<<<<

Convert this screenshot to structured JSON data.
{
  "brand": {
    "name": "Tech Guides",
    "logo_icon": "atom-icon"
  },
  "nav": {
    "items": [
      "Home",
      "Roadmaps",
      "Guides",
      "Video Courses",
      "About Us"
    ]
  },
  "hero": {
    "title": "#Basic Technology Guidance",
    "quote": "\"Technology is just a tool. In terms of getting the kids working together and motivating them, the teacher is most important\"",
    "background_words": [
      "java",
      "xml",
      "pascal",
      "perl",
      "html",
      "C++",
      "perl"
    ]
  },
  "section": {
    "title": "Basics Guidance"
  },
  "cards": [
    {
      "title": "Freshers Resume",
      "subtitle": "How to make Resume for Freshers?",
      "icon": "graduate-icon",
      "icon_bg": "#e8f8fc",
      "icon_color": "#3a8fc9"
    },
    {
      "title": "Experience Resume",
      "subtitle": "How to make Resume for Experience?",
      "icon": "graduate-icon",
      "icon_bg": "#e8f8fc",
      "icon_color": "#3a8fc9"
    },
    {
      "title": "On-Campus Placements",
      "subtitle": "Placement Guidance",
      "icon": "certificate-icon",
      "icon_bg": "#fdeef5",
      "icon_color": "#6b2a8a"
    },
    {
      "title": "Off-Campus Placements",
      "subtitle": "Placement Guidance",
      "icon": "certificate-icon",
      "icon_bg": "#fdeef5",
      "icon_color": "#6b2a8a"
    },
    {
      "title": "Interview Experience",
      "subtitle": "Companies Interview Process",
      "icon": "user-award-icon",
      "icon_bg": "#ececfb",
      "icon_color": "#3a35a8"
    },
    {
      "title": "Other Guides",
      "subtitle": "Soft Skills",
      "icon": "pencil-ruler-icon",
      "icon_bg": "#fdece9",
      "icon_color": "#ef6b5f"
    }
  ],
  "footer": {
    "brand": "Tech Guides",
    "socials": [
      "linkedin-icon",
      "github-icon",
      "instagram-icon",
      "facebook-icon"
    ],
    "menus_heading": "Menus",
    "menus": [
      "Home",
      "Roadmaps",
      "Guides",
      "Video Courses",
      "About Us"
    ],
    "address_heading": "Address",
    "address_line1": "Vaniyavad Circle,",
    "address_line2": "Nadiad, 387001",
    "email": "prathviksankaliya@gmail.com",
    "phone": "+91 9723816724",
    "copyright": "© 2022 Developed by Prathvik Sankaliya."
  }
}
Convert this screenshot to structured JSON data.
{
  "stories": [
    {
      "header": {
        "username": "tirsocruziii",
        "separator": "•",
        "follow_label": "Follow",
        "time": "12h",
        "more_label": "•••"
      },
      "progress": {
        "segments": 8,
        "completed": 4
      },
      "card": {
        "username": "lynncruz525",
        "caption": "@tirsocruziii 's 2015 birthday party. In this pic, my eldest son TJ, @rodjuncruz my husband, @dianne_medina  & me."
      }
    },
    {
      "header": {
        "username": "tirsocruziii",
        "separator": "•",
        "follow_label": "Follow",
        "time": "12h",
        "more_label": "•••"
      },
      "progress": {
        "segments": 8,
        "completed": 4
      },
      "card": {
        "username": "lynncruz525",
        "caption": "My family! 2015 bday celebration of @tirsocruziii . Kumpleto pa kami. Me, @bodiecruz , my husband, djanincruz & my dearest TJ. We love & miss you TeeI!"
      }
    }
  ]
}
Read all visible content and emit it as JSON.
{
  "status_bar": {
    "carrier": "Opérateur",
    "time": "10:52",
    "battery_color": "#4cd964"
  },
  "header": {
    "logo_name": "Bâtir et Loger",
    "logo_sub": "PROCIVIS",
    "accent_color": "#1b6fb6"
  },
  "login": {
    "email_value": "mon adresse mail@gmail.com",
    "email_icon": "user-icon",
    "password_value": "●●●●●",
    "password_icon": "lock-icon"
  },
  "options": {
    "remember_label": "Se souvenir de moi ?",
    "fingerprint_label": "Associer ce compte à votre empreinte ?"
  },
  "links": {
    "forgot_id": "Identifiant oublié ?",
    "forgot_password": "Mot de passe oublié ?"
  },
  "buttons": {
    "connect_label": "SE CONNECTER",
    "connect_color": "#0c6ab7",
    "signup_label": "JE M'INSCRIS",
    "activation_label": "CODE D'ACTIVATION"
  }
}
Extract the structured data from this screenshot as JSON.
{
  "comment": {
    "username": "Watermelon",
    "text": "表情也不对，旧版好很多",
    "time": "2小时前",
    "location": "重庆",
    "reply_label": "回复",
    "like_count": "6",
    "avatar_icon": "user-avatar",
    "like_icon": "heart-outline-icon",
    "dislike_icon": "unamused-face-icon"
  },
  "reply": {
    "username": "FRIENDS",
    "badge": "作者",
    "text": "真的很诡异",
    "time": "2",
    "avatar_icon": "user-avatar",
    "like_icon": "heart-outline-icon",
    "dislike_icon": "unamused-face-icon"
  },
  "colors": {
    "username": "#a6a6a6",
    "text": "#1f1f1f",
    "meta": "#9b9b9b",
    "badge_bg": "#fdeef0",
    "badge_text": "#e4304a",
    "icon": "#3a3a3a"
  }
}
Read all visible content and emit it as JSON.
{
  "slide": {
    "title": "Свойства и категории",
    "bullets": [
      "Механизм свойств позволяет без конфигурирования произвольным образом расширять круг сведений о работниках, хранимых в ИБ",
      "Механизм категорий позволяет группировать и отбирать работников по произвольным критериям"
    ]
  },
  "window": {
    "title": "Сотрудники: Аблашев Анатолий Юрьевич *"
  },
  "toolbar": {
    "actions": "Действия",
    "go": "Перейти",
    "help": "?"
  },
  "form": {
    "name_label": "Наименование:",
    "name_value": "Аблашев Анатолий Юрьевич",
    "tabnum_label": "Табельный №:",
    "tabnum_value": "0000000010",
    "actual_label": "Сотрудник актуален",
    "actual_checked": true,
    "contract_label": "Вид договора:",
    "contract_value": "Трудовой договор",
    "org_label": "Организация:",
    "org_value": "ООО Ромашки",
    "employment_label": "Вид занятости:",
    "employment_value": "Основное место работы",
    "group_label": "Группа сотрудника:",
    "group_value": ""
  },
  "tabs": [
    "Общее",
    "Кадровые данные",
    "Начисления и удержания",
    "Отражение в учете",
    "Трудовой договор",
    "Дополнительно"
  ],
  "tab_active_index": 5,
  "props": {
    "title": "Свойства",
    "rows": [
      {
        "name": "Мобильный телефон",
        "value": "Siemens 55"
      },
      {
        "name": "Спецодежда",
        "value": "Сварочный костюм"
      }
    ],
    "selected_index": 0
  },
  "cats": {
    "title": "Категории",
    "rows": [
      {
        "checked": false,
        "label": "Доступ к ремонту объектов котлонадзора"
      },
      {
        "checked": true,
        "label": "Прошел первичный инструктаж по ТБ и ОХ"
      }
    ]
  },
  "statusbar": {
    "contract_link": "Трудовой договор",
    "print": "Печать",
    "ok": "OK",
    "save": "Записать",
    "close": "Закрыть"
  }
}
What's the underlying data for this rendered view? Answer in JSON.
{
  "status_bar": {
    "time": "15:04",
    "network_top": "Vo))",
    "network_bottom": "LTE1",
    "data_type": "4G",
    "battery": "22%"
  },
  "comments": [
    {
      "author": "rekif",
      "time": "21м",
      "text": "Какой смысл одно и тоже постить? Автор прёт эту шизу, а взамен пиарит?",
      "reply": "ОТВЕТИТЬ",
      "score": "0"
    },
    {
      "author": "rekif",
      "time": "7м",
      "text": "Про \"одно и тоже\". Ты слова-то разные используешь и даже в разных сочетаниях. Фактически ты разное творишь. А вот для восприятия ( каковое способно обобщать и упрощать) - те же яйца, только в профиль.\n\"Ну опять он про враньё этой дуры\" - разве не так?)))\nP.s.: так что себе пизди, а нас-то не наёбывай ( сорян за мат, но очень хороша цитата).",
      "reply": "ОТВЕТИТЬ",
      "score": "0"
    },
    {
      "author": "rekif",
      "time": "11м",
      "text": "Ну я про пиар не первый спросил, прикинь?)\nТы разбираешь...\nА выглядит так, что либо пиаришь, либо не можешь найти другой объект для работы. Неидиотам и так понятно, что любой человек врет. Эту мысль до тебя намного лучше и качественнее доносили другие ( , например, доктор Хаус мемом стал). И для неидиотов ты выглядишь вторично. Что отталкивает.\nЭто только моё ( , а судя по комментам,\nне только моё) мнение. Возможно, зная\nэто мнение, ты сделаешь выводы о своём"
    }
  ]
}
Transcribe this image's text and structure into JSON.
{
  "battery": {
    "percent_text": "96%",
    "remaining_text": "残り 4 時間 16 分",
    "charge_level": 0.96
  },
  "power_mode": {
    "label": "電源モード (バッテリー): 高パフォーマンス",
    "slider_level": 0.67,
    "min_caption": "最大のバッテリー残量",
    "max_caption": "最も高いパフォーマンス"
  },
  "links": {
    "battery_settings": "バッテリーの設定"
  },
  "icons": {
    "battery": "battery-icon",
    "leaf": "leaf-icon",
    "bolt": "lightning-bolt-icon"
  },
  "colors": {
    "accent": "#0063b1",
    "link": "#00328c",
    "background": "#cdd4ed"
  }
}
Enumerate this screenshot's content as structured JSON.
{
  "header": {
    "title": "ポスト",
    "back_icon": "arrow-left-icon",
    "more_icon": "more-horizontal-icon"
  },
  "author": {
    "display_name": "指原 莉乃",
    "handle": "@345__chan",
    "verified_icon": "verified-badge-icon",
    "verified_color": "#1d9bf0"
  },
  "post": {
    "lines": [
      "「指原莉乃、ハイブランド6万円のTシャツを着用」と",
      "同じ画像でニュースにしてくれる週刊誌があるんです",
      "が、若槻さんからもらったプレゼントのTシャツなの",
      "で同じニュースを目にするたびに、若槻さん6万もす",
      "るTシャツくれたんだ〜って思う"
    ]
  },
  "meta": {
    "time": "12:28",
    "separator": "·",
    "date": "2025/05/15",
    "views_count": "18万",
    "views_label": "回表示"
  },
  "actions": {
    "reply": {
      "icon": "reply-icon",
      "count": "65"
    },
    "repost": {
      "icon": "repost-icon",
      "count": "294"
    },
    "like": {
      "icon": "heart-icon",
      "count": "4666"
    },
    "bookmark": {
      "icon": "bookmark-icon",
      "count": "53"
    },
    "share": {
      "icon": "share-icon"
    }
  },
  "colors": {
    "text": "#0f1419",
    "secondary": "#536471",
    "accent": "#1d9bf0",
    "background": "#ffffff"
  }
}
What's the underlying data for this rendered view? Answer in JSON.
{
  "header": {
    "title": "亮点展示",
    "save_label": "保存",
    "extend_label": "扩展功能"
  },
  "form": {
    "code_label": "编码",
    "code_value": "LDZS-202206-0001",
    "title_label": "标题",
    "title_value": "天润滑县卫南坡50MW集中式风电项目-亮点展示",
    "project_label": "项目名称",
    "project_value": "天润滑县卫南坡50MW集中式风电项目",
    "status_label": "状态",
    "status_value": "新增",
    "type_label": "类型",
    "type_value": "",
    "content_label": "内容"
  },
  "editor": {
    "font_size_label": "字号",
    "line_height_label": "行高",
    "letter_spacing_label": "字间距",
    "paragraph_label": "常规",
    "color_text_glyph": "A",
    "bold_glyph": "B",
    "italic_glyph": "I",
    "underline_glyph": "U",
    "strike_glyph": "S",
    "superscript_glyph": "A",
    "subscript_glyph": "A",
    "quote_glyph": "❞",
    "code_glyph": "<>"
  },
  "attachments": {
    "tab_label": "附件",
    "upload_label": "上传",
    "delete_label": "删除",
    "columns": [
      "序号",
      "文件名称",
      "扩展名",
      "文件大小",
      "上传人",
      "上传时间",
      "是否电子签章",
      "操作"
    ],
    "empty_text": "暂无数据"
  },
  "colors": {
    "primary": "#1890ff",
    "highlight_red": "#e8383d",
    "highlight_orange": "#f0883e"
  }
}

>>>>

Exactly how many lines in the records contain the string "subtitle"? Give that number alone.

-- Output --
6